More strangeness from M&M's.
Birthday cake flavored M&M's candies.
What in hell is going on at Mars?
The Impulsive Buy site gave these candies a favorable review, unlike some of the other variations of M&M's we've seen lately. ("I was disappointed by Pumpkin Spice, puzzled by Gingerbread, and grossed out by Red Velvet.")
I'm not sure when birthday cake became a flavor, anyway. I first saw it in Birthday Bash, a flavor of Perry's Ice Cream, at the ice cream stand. "Birthday Bash?" I asked the girl, reading from the menu. "What's that taste like?"
"It's SOOOO good!" she said, with a sincerity one usually only finds at football games.
"But what does it taste like?"
"It's SOOO GOOD!"
I could therefore deduce that the flavor is: A) birthday, and B) good. So it might be like licking high-quality gift wrap? As you can imagine, my curiosity forced me to buy some.
Well, it was so good. And it tasted like a vanilla cake with icing. Not necessarily birthday cake, but the kind of cake generally served on such occasions. "Wedding Bash" would have been dry cake with blah fondant.
Even though we know the associations, "birthday" is not a flavor, and things that are not cake ought not to be flavored "cake." And yet, I knew exactly what the Birthday Oreos would taste like before I ate one, so I can't say there's no data connected to the descriptors.

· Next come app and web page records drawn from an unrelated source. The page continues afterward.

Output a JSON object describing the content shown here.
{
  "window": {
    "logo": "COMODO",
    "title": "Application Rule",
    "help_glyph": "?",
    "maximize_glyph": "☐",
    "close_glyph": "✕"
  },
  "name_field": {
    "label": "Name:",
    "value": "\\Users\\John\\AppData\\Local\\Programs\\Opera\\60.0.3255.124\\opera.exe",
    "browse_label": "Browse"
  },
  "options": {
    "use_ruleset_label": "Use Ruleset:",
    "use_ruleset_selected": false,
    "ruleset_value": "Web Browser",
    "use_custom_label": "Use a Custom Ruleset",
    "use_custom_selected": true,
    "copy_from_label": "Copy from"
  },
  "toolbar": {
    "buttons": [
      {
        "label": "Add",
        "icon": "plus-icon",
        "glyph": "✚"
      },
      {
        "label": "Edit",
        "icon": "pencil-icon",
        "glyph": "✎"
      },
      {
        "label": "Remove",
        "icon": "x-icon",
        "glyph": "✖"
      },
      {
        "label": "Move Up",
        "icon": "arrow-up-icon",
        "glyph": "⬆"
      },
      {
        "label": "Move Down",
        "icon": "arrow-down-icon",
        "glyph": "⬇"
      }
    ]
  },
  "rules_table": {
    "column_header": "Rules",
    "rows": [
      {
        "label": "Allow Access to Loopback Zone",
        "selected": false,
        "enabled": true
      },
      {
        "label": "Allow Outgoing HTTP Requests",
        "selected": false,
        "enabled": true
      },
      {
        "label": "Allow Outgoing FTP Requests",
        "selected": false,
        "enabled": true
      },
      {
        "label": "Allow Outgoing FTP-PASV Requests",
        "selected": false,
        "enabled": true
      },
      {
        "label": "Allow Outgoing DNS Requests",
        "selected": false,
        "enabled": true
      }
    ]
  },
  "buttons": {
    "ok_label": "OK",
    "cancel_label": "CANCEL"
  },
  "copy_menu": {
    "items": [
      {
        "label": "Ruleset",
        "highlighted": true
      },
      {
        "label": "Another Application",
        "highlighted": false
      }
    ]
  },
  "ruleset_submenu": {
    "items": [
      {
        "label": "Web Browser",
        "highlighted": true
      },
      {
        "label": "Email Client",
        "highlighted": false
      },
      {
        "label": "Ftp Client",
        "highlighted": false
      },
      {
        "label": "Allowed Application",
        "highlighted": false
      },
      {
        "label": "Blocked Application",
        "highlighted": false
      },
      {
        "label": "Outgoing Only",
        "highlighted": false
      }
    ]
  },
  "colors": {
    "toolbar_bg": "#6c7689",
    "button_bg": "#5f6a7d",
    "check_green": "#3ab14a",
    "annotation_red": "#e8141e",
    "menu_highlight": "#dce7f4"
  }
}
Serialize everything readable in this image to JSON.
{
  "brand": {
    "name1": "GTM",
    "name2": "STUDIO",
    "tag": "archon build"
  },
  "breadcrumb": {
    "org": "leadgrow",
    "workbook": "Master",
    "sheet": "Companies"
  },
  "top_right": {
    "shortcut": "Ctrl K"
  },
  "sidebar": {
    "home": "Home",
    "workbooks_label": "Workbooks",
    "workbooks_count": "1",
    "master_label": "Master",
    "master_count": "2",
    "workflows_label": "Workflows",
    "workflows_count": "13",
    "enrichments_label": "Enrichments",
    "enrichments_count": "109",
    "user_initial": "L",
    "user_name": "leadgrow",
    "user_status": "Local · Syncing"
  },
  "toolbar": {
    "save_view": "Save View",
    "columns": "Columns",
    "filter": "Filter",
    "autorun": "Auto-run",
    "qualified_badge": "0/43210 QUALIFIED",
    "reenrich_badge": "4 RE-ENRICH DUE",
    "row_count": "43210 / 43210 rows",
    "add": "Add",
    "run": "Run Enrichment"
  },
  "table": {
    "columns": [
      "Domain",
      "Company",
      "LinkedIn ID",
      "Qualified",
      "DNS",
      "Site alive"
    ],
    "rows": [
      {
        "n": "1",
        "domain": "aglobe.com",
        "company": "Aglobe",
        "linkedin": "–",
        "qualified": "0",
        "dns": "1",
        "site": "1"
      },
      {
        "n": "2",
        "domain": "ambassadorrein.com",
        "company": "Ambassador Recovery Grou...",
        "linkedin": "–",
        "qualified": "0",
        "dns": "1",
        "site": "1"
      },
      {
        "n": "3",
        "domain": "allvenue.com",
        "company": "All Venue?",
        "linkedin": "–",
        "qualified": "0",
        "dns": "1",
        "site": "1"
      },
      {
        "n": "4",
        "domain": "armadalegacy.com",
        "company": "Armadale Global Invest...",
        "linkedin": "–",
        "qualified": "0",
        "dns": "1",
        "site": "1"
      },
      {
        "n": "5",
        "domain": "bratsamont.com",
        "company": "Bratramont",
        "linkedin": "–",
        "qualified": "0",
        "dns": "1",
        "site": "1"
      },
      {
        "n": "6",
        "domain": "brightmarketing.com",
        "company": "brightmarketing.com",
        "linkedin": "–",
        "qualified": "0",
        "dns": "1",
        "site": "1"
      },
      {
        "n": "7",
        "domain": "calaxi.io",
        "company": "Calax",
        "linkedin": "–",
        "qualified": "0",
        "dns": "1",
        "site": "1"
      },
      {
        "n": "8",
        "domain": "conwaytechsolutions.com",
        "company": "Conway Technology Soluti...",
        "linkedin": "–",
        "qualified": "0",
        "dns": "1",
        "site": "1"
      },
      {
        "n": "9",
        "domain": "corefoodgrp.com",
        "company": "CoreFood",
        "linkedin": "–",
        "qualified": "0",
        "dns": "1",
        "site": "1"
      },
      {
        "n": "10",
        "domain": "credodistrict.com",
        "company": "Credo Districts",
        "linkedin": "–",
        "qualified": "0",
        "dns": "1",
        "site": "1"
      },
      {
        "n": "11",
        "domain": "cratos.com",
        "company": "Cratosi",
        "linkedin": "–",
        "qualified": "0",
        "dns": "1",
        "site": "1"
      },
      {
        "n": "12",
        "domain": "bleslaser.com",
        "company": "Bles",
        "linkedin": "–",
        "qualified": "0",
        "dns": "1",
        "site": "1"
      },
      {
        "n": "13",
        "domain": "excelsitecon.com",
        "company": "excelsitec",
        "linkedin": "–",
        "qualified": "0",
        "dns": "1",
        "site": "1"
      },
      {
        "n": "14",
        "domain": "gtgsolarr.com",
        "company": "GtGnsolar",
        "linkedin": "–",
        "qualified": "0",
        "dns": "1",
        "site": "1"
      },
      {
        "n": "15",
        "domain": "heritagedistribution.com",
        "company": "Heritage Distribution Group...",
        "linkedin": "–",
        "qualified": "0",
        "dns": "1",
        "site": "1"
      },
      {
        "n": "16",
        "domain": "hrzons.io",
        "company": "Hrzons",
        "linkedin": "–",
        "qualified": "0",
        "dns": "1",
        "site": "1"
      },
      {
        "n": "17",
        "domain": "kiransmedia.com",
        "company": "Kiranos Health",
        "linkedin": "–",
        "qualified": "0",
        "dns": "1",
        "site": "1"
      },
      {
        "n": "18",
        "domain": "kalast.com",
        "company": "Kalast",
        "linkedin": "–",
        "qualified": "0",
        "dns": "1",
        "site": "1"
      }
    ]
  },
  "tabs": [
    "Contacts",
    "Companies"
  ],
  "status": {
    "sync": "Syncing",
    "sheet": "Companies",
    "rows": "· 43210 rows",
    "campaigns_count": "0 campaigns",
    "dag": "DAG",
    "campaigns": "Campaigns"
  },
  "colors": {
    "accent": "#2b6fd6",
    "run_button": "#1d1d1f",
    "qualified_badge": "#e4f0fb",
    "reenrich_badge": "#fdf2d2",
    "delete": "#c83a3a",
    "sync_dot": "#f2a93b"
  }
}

But what weird chemicals compose the flavor "cake"?
As for the M&M's, each candy is a larger than normal M&M, and they only come in three bright colors: yellow, blue, and red. I guess the chocolate does have some kind of cakey flavor, and the candy shell is a little more icing-like than normal. But they're not going to make me switch my chocolate habits. They'd be useful as a fast way to decorate a birthday cake or birthday cupcakes, though.
My prediction for the next variant: Girl Scout Cookie M&M's. They didn't save Crumbs Bake Shop, but they would sure move a lot of M&M's.